Standing up to the Russians in the occupied city of Kherson

Des habitants de Kherson font face à des soldats russes.
Des habitants de Kherson font face à des soldats russes. © Observateurs

On March 2, Russian army trucks and tanks entered Kherson, the first major Ukrainian city to become occupied. We spoke to two residents who told us about what happened in the hours after the city was taken.


As soon as the Russian army took control of the city, they imposed strict rules, including a curfew and a ban on gatherings, as Anna (not real name) explains.

During the day, you can go out in groups of one or two, if not, they shoot. Curfew is from 8pm to 6am. If you go out, they shoot.

At the moment, the main problem in the city is that there is almost no food in the shops, no medicine. There are no more deliveries since the town was occupied.

A resident films Russian army tanks and trucks stationed in Kherson, 4 March 2022.

Vera (not real name), another Kherson resident, told us that the Russian army has done everything to isolate the population.

They have cut off the mobile connection. People can't call each other, contact their relatives, call people in the countryside. They cut off Ukrainian television and replaced them with their own Russian channels.

Despite the fear, the people of Kherson are openly protesting against the Russian occupiers:

There are demonstrations every day in Kherson. With these protests, we show that we don't need Russian peace (...). We don't need them. We lived very well in our city.

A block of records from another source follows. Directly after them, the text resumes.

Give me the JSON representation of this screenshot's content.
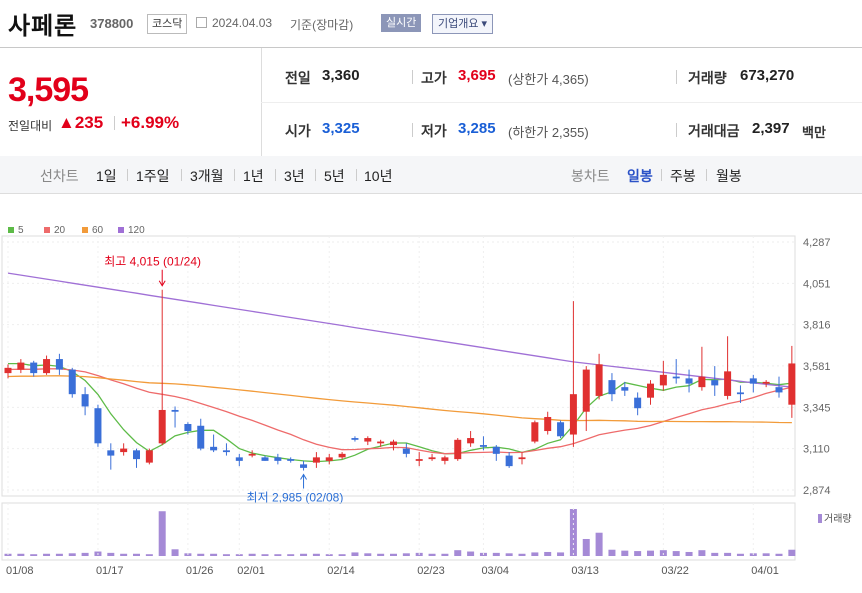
{
  "header": {
    "name": "사페론",
    "code": "378800",
    "market": "코스닥",
    "date": "2024.04.03",
    "basis": "기준(장마감)",
    "realtime": "실시간",
    "overview": "기업개요"
  },
  "summary": {
    "price": "3,595",
    "change_label": "전일대비",
    "change_value": "▲235",
    "change_pct": "+6.99%",
    "prev_label": "전일",
    "prev": "3,360",
    "high_label": "고가",
    "high": "3,695",
    "upper_limit": "(상한가 4,365)",
    "volume_label": "거래량",
    "volume": "673,270",
    "open_label": "시가",
    "open": "3,325",
    "low_label": "저가",
    "low": "3,285",
    "lower_limit": "(하한가 2,355)",
    "amount_label": "거래대금",
    "amount": "2,397",
    "amount_unit": "백만"
  },
  "nav": {
    "line_chart": "선차트",
    "periods": [
      "1일",
      "1주일",
      "3개월",
      "1년",
      "3년",
      "5년",
      "10년"
    ],
    "candle_chart": "봉차트",
    "candle_periods": [
      "일봉",
      "주봉",
      "월봉"
    ]
  },
  "colors": {
    "up": "#e03030",
    "down": "#3a6fd8",
    "ma5": "#5dbb47",
    "ma20": "#ee6b6b",
    "ma60": "#f29b3a",
    "ma120": "#a070d6",
    "volume": "#a58ad6"
  },
  "chart_data": {
    "type": "candlestick",
    "legend": [
      "5",
      "20",
      "60",
      "120"
    ],
    "ylim": [
      2874,
      4287
    ],
    "yticks": [
      "4,287",
      "4,051",
      "3,816",
      "3,581",
      "3,345",
      "3,110",
      "2,874"
    ],
    "ytick_values": [
      4287,
      4051,
      3816,
      3581,
      3345,
      3110,
      2874
    ],
    "xlabels": [
      {
        "i": 0,
        "label": "01/08"
      },
      {
        "i": 7,
        "label": "01/17"
      },
      {
        "i": 14,
        "label": "01/26"
      },
      {
        "i": 18,
        "label": "02/01"
      },
      {
        "i": 25,
        "label": "02/14"
      },
      {
        "i": 32,
        "label": "02/23"
      },
      {
        "i": 37,
        "label": "03/04"
      },
      {
        "i": 44,
        "label": "03/13"
      },
      {
        "i": 51,
        "label": "03/22"
      },
      {
        "i": 58,
        "label": "04/01"
      }
    ],
    "max_annotation": "최고 4,015 (01/24)",
    "max_index": 12,
    "max_value": 4015,
    "min_annotation": "최저 2,985 (02/08)",
    "min_index": 23,
    "min_value": 2985,
    "volume_label": "거래량",
    "candles": [
      {
        "o": 3540,
        "h": 3590,
        "l": 3510,
        "c": 3570
      },
      {
        "o": 3560,
        "h": 3620,
        "l": 3540,
        "c": 3600
      },
      {
        "o": 3600,
        "h": 3610,
        "l": 3520,
        "c": 3540
      },
      {
        "o": 3540,
        "h": 3640,
        "l": 3530,
        "c": 3620
      },
      {
        "o": 3620,
        "h": 3650,
        "l": 3530,
        "c": 3560
      },
      {
        "o": 3560,
        "h": 3570,
        "l": 3400,
        "c": 3420
      },
      {
        "o": 3420,
        "h": 3460,
        "l": 3300,
        "c": 3350
      },
      {
        "o": 3340,
        "h": 3360,
        "l": 3120,
        "c": 3140
      },
      {
        "o": 3100,
        "h": 3140,
        "l": 2990,
        "c": 3070
      },
      {
        "o": 3090,
        "h": 3140,
        "l": 3070,
        "c": 3110
      },
      {
        "o": 3100,
        "h": 3110,
        "l": 3000,
        "c": 3050
      },
      {
        "o": 3030,
        "h": 3110,
        "l": 3020,
        "c": 3100
      },
      {
        "o": 3140,
        "h": 4015,
        "l": 3130,
        "c": 3330
      },
      {
        "o": 3330,
        "h": 3350,
        "l": 3230,
        "c": 3320
      },
      {
        "o": 3250,
        "h": 3260,
        "l": 3190,
        "c": 3210
      },
      {
        "o": 3240,
        "h": 3280,
        "l": 3100,
        "c": 3110
      },
      {
        "o": 3120,
        "h": 3190,
        "l": 3090,
        "c": 3100
      },
      {
        "o": 3100,
        "h": 3140,
        "l": 3070,
        "c": 3090
      },
      {
        "o": 3060,
        "h": 3080,
        "l": 3010,
        "c": 3040
      },
      {
        "o": 3070,
        "h": 3100,
        "l": 3060,
        "c": 3080
      },
      {
        "o": 3060,
        "h": 3070,
        "l": 3040,
        "c": 3040
      },
      {
        "o": 3060,
        "h": 3080,
        "l": 3020,
        "c": 3040
      },
      {
        "o": 3050,
        "h": 3060,
        "l": 3030,
        "c": 3040
      },
      {
        "o": 3020,
        "h": 3040,
        "l": 2985,
        "c": 3000
      },
      {
        "o": 3030,
        "h": 3090,
        "l": 3000,
        "c": 3060
      },
      {
        "o": 3040,
        "h": 3080,
        "l": 3020,
        "c": 3060
      },
      {
        "o": 3060,
        "h": 3090,
        "l": 3050,
        "c": 3080
      },
      {
        "o": 3170,
        "h": 3180,
        "l": 3150,
        "c": 3160
      },
      {
        "o": 3150,
        "h": 3180,
        "l": 3130,
        "c": 3170
      },
      {
        "o": 3140,
        "h": 3160,
        "l": 3120,
        "c": 3150
      },
      {
        "o": 3130,
        "h": 3160,
        "l": 3100,
        "c": 3150
      },
      {
        "o": 3110,
        "h": 3140,
        "l": 3060,
        "c": 3080
      },
      {
        "o": 3040,
        "h": 3090,
        "l": 3010,
        "c": 3050
      },
      {
        "o": 3050,
        "h": 3080,
        "l": 3040,
        "c": 3060
      },
      {
        "o": 3040,
        "h": 3070,
        "l": 3020,
        "c": 3060
      },
      {
        "o": 3050,
        "h": 3170,
        "l": 3040,
        "c": 3160
      },
      {
        "o": 3140,
        "h": 3210,
        "l": 3120,
        "c": 3170
      },
      {
        "o": 3130,
        "h": 3180,
        "l": 3100,
        "c": 3120
      },
      {
        "o": 3120,
        "h": 3130,
        "l": 3040,
        "c": 3080
      },
      {
        "o": 3070,
        "h": 3090,
        "l": 3000,
        "c": 3010
      },
      {
        "o": 3050,
        "h": 3090,
        "l": 3020,
        "c": 3060
      },
      {
        "o": 3150,
        "h": 3270,
        "l": 3140,
        "c": 3260
      },
      {
        "o": 3210,
        "h": 3320,
        "l": 3190,
        "c": 3290
      },
      {
        "o": 3260,
        "h": 3270,
        "l": 3170,
        "c": 3180
      },
      {
        "o": 3190,
        "h": 3950,
        "l": 3120,
        "c": 3420
      },
      {
        "o": 3320,
        "h": 3580,
        "l": 3210,
        "c": 3560
      },
      {
        "o": 3410,
        "h": 3650,
        "l": 3390,
        "c": 3590
      },
      {
        "o": 3500,
        "h": 3540,
        "l": 3380,
        "c": 3420
      },
      {
        "o": 3460,
        "h": 3490,
        "l": 3410,
        "c": 3440
      },
      {
        "o": 3400,
        "h": 3430,
        "l": 3300,
        "c": 3340
      },
      {
        "o": 3400,
        "h": 3500,
        "l": 3360,
        "c": 3480
      },
      {
        "o": 3470,
        "h": 3610,
        "l": 3440,
        "c": 3530
      },
      {
        "o": 3520,
        "h": 3620,
        "l": 3480,
        "c": 3510
      },
      {
        "o": 3510,
        "h": 3560,
        "l": 3430,
        "c": 3480
      },
      {
        "o": 3460,
        "h": 3690,
        "l": 3440,
        "c": 3520
      },
      {
        "o": 3500,
        "h": 3580,
        "l": 3410,
        "c": 3470
      },
      {
        "o": 3410,
        "h": 3750,
        "l": 3390,
        "c": 3550
      },
      {
        "o": 3430,
        "h": 3470,
        "l": 3370,
        "c": 3420
      },
      {
        "o": 3510,
        "h": 3530,
        "l": 3430,
        "c": 3480
      },
      {
        "o": 3480,
        "h": 3500,
        "l": 3460,
        "c": 3490
      },
      {
        "o": 3460,
        "h": 3520,
        "l": 3400,
        "c": 3430
      },
      {
        "o": 3360,
        "h": 3695,
        "l": 3285,
        "c": 3595
      }
    ],
    "volumes": [
      0.05,
      0.05,
      0.04,
      0.05,
      0.05,
      0.06,
      0.07,
      0.1,
      0.07,
      0.05,
      0.05,
      0.04,
      1.0,
      0.15,
      0.06,
      0.05,
      0.05,
      0.04,
      0.04,
      0.05,
      0.04,
      0.04,
      0.04,
      0.05,
      0.05,
      0.04,
      0.04,
      0.08,
      0.06,
      0.05,
      0.05,
      0.06,
      0.07,
      0.05,
      0.05,
      0.13,
      0.1,
      0.07,
      0.07,
      0.06,
      0.05,
      0.08,
      0.09,
      0.08,
      1.05,
      0.38,
      0.52,
      0.14,
      0.12,
      0.11,
      0.12,
      0.13,
      0.11,
      0.09,
      0.13,
      0.07,
      0.07,
      0.05,
      0.06,
      0.06,
      0.05,
      0.14
    ]
  }
}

Protest against the presence of the Russian army in Kherson, Monday 7 March 2022.